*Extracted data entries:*
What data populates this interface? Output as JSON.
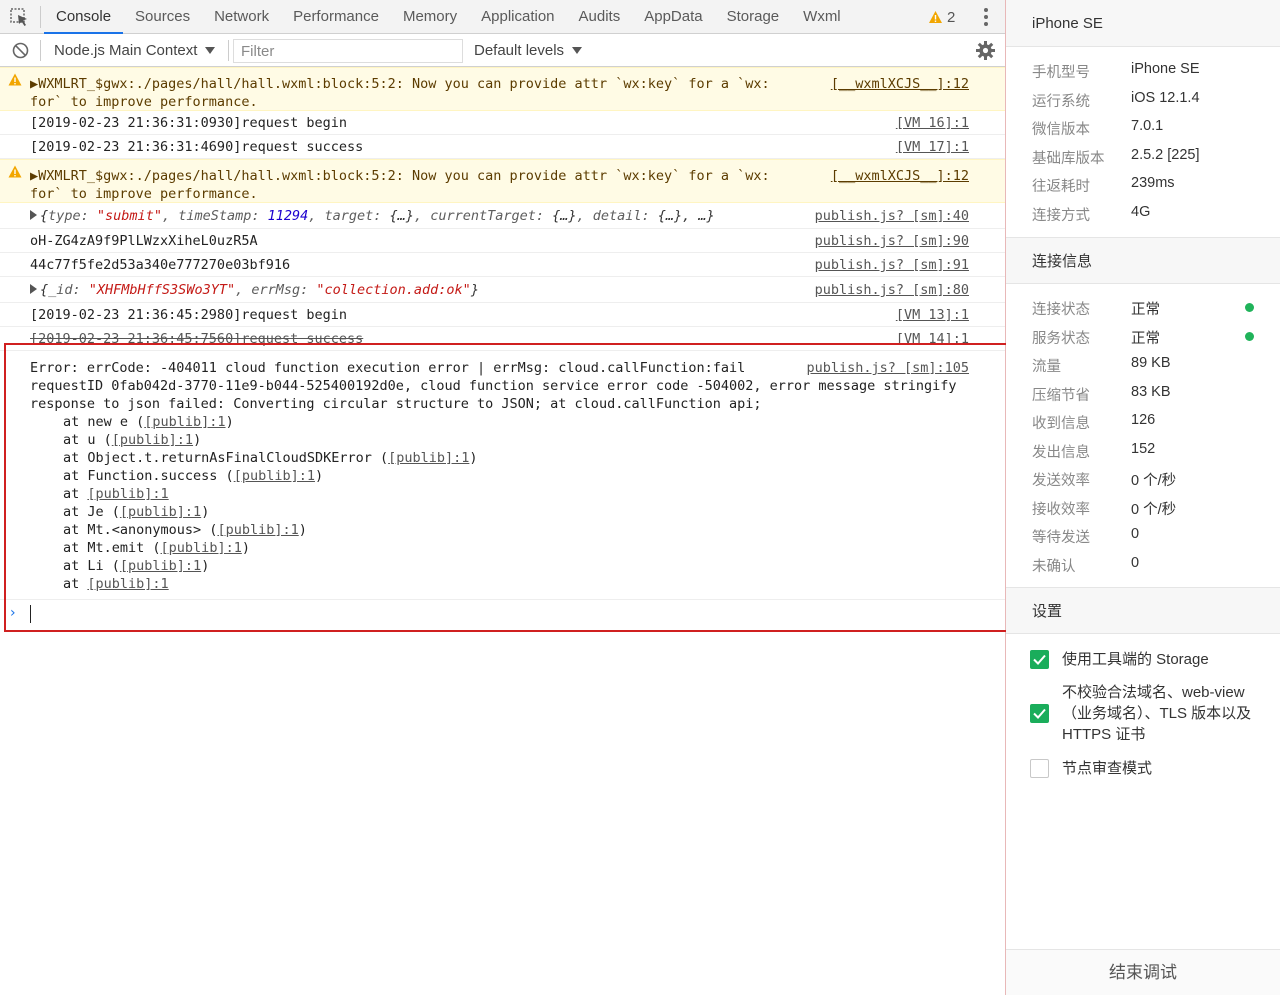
{
  "tabs": [
    "Console",
    "Sources",
    "Network",
    "Performance",
    "Memory",
    "Application",
    "Audits",
    "AppData",
    "Storage",
    "Wxml"
  ],
  "active_tab": "Console",
  "warning_count": "2",
  "toolbar": {
    "context": "Node.js Main Context",
    "filter_placeholder": "Filter",
    "levels": "Default levels"
  },
  "console": {
    "warn1": {
      "text": "▶WXMLRT_$gwx:./pages/hall/hall.wxml:block:5:2: Now you can provide attr `wx:key` for a `wx:for` to improve performance.",
      "src": "[__wxmlXCJS__]:12"
    },
    "log1": {
      "text": "[2019-02-23 21:36:31:0930]request begin",
      "src": "[VM 16]:1"
    },
    "log2": {
      "text": "[2019-02-23 21:36:31:4690]request success",
      "src": "[VM 17]:1"
    },
    "warn2": {
      "text": "▶WXMLRT_$gwx:./pages/hall/hall.wxml:block:5:2: Now you can provide attr `wx:key` for a `wx:for` to improve performance.",
      "src": "[__wxmlXCJS__]:12"
    },
    "obj1": {
      "src": "publish.js? [sm]:40",
      "parts": {
        "open": "{",
        "k1": "type: ",
        "v1": "\"submit\"",
        "k2": ", timeStamp: ",
        "v2": "11294",
        "k3": ", target: ",
        "v3": "{…}",
        "k4": ", currentTarget: ",
        "v4": "{…}",
        "k5": ", detail: ",
        "v5": "{…}",
        "tail": ", …}"
      }
    },
    "log3": {
      "text": "oH-ZG4zA9f9PlLWzxXiheL0uzR5A",
      "src": "publish.js? [sm]:90"
    },
    "log4": {
      "text": "44c77f5fe2d53a340e777270e03bf916",
      "src": "publish.js? [sm]:91"
    },
    "obj2": {
      "src": "publish.js? [sm]:80",
      "parts": {
        "open": "{",
        "k1": "_id: ",
        "v1": "\"XHFMbHffS3SWo3YT\"",
        "k2": ", errMsg: ",
        "v2": "\"collection.add:ok\"",
        "close": "}"
      }
    },
    "log5": {
      "text": "[2019-02-23 21:36:45:2980]request begin",
      "src": "[VM 13]:1"
    },
    "log6": {
      "text": "[2019-02-23 21:36:45:7560]request success",
      "src": "[VM 14]:1"
    },
    "error": {
      "line1": "Error: errCode: -404011 cloud function execution error | errMsg: cloud.callFunction:fail",
      "line2": "requestID 0fab042d-3770-11e9-b044-525400192d0e, cloud function service error code -504002, error message stringify response to json failed: Converting circular structure to JSON; at cloud.callFunction api;",
      "src": "publish.js? [sm]:105",
      "stack": [
        {
          "pre": "at new e (",
          "link": "[publib]:1",
          "post": ")"
        },
        {
          "pre": "at u (",
          "link": "[publib]:1",
          "post": ")"
        },
        {
          "pre": "at Object.t.returnAsFinalCloudSDKError (",
          "link": "[publib]:1",
          "post": ")"
        },
        {
          "pre": "at Function.success (",
          "link": "[publib]:1",
          "post": ")"
        },
        {
          "pre": "at ",
          "link": "[publib]:1",
          "post": ""
        },
        {
          "pre": "at Je (",
          "link": "[publib]:1",
          "post": ")"
        },
        {
          "pre": "at Mt.<anonymous> (",
          "link": "[publib]:1",
          "post": ")"
        },
        {
          "pre": "at Mt.emit (",
          "link": "[publib]:1",
          "post": ")"
        },
        {
          "pre": "at Li (",
          "link": "[publib]:1",
          "post": ")"
        },
        {
          "pre": "at ",
          "link": "[publib]:1",
          "post": ""
        }
      ]
    },
    "prompt": "›"
  },
  "sidepanel": {
    "device": "iPhone SE",
    "device_info": [
      {
        "k": "手机型号",
        "v": "iPhone SE"
      },
      {
        "k": "运行系统",
        "v": "iOS 12.1.4"
      },
      {
        "k": "微信版本",
        "v": "7.0.1"
      },
      {
        "k": "基础库版本",
        "v": "2.5.2 [225]"
      },
      {
        "k": "往返耗时",
        "v": "239ms"
      },
      {
        "k": "连接方式",
        "v": "4G"
      }
    ],
    "connection_title": "连接信息",
    "connection_info": [
      {
        "k": "连接状态",
        "v": "正常",
        "status": true
      },
      {
        "k": "服务状态",
        "v": "正常",
        "status": true
      },
      {
        "k": "流量",
        "v": "89 KB"
      },
      {
        "k": "压缩节省",
        "v": "83 KB"
      },
      {
        "k": "收到信息",
        "v": "126"
      },
      {
        "k": "发出信息",
        "v": "152"
      },
      {
        "k": "发送效率",
        "v": "0 个/秒"
      },
      {
        "k": "接收效率",
        "v": "0 个/秒"
      },
      {
        "k": "等待发送",
        "v": "0"
      },
      {
        "k": "未确认",
        "v": "0"
      }
    ],
    "settings_title": "设置",
    "settings": [
      {
        "label": "使用工具端的 Storage",
        "checked": true
      },
      {
        "label": "不校验合法域名、web-view（业务域名）、TLS 版本以及 HTTPS 证书",
        "checked": true
      },
      {
        "label": "节点审查模式",
        "checked": false
      }
    ],
    "end_debug": "结束调试"
  },
  "colors": {
    "accent": "#1a73e8",
    "warn_bg": "#fffbe5",
    "string": "#c41a16",
    "number": "#1c00cf",
    "status_ok": "#20b35a",
    "checkbox_on": "#1aad5b",
    "highlight": "#d02020"
  }
}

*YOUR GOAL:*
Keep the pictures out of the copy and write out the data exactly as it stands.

*RESPONSE TO THIS EXERCISE:*
What data populates this interface? Output as JSON.
{
  "tabs": [
    "Console",
    "Sources",
    "Network",
    "Performance",
    "Memory",
    "Application",
    "Audits",
    "AppData",
    "Storage",
    "Wxml"
  ],
  "active_tab": "Console",
  "warning_count": "2",
  "toolbar": {
    "context": "Node.js Main Context",
    "filter_placeholder": "Filter",
    "levels": "Default levels"
  },
  "console": {
    "warn1": {
      "text": "▶WXMLRT_$gwx:./pages/hall/hall.wxml:block:5:2: Now you can provide attr `wx:key` for a `wx:for` to improve performance.",
      "src": "[__wxmlXCJS__]:12"
    },
    "log1": {
      "text": "[2019-02-23 21:36:31:0930]request begin",
      "src": "[VM 16]:1"
    },
    "log2": {
      "text": "[2019-02-23 21:36:31:4690]request success",
      "src": "[VM 17]:1"
    },
    "warn2": {
      "text": "▶WXMLRT_$gwx:./pages/hall/hall.wxml:block:5:2: Now you can provide attr `wx:key` for a `wx:for` to improve performance.",
      "src": "[__wxmlXCJS__]:12"
    },
    "obj1": {
      "src": "publish.js? [sm]:40",
      "parts": {
        "open": "{",
        "k1": "type: ",
        "v1": "\"submit\"",
        "k2": ", timeStamp: ",
        "v2": "11294",
        "k3": ", target: ",
        "v3": "{…}",
        "k4": ", currentTarget: ",
        "v4": "{…}",
        "k5": ", detail: ",
        "v5": "{…}",
        "tail": ", …}"
      }
    },
    "log3": {
      "text": "oH-ZG4zA9f9PlLWzxXiheL0uzR5A",
      "src": "publish.js? [sm]:90"
    },
    "log4": {
      "text": "44c77f5fe2d53a340e777270e03bf916",
      "src": "publish.js? [sm]:91"
    },
    "obj2": {
      "src": "publish.js? [sm]:80",
      "parts": {
        "open": "{",
        "k1": "_id: ",
        "v1": "\"XHFMbHffS3SWo3YT\"",
        "k2": ", errMsg: ",
        "v2": "\"collection.add:ok\"",
        "close": "}"
      }
    },
    "log5": {
      "text": "[2019-02-23 21:36:45:2980]request begin",
      "src": "[VM 13]:1"
    },
    "log6": {
      "text": "[2019-02-23 21:36:45:7560]request success",
      "src": "[VM 14]:1"
    },
    "error": {
      "line1": "Error: errCode: -404011 cloud function execution error | errMsg: cloud.callFunction:fail",
      "line2": "requestID 0fab042d-3770-11e9-b044-525400192d0e, cloud function service error code -504002, error message stringify response to json failed: Converting circular structure to JSON; at cloud.callFunction api;",
      "src": "publish.js? [sm]:105",
      "stack": [
        {
          "pre": "at new e (",
          "link": "[publib]:1",
          "post": ")"
        },
        {
          "pre": "at u (",
          "link": "[publib]:1",
          "post": ")"
        },
        {
          "pre": "at Object.t.returnAsFinalCloudSDKError (",
          "link": "[publib]:1",
          "post": ")"
        },
        {
          "pre": "at Function.success (",
          "link": "[publib]:1",
          "post": ")"
        },
        {
          "pre": "at ",
          "link": "[publib]:1",
          "post": ""
        },
        {
          "pre": "at Je (",
          "link": "[publib]:1",
          "post": ")"
        },
        {
          "pre": "at Mt.<anonymous> (",
          "link": "[publib]:1",
          "post": ")"
        },
        {
          "pre": "at Mt.emit (",
          "link": "[publib]:1",
          "post": ")"
        },
        {
          "pre": "at Li (",
          "link": "[publib]:1",
          "post": ")"
        },
        {
          "pre": "at ",
          "link": "[publib]:1",
          "post": ""
        }
      ]
    },
    "prompt": "›"
  },
  "sidepanel": {
    "device": "iPhone SE",
    "device_info": [
      {
        "k": "手机型号",
        "v": "iPhone SE"
      },
      {
        "k": "运行系统",
        "v": "iOS 12.1.4"
      },
      {
        "k": "微信版本",
        "v": "7.0.1"
      },
      {
        "k": "基础库版本",
        "v": "2.5.2 [225]"
      },
      {
        "k": "往返耗时",
        "v": "239ms"
      },
      {
        "k": "连接方式",
        "v": "4G"
      }
    ],
    "connection_title": "连接信息",
    "connection_info": [
      {
        "k": "连接状态",
        "v": "正常",
        "status": true
      },
      {
        "k": "服务状态",
        "v": "正常",
        "status": true
      },
      {
        "k": "流量",
        "v": "89 KB"
      },
      {
        "k": "压缩节省",
        "v": "83 KB"
      },
      {
        "k": "收到信息",
        "v": "126"
      },
      {
        "k": "发出信息",
        "v": "152"
      },
      {
        "k": "发送效率",
        "v": "0 个/秒"
      },
      {
        "k": "接收效率",
        "v": "0 个/秒"
      },
      {
        "k": "等待发送",
        "v": "0"
      },
      {
        "k": "未确认",
        "v": "0"
      }
    ],
    "settings_title": "设置",
    "settings": [
      {
        "label": "使用工具端的 Storage",
        "checked": true
      },
      {
        "label": "不校验合法域名、web-view（业务域名）、TLS 版本以及 HTTPS 证书",
        "checked": true
      },
      {
        "label": "节点审查模式",
        "checked": false
      }
    ],
    "end_debug": "结束调试"
  },
  "colors": {
    "accent": "#1a73e8",
    "warn_bg": "#fffbe5",
    "string": "#c41a16",
    "number": "#1c00cf",
    "status_ok": "#20b35a",
    "checkbox_on": "#1aad5b",
    "highlight": "#d02020"
  }
}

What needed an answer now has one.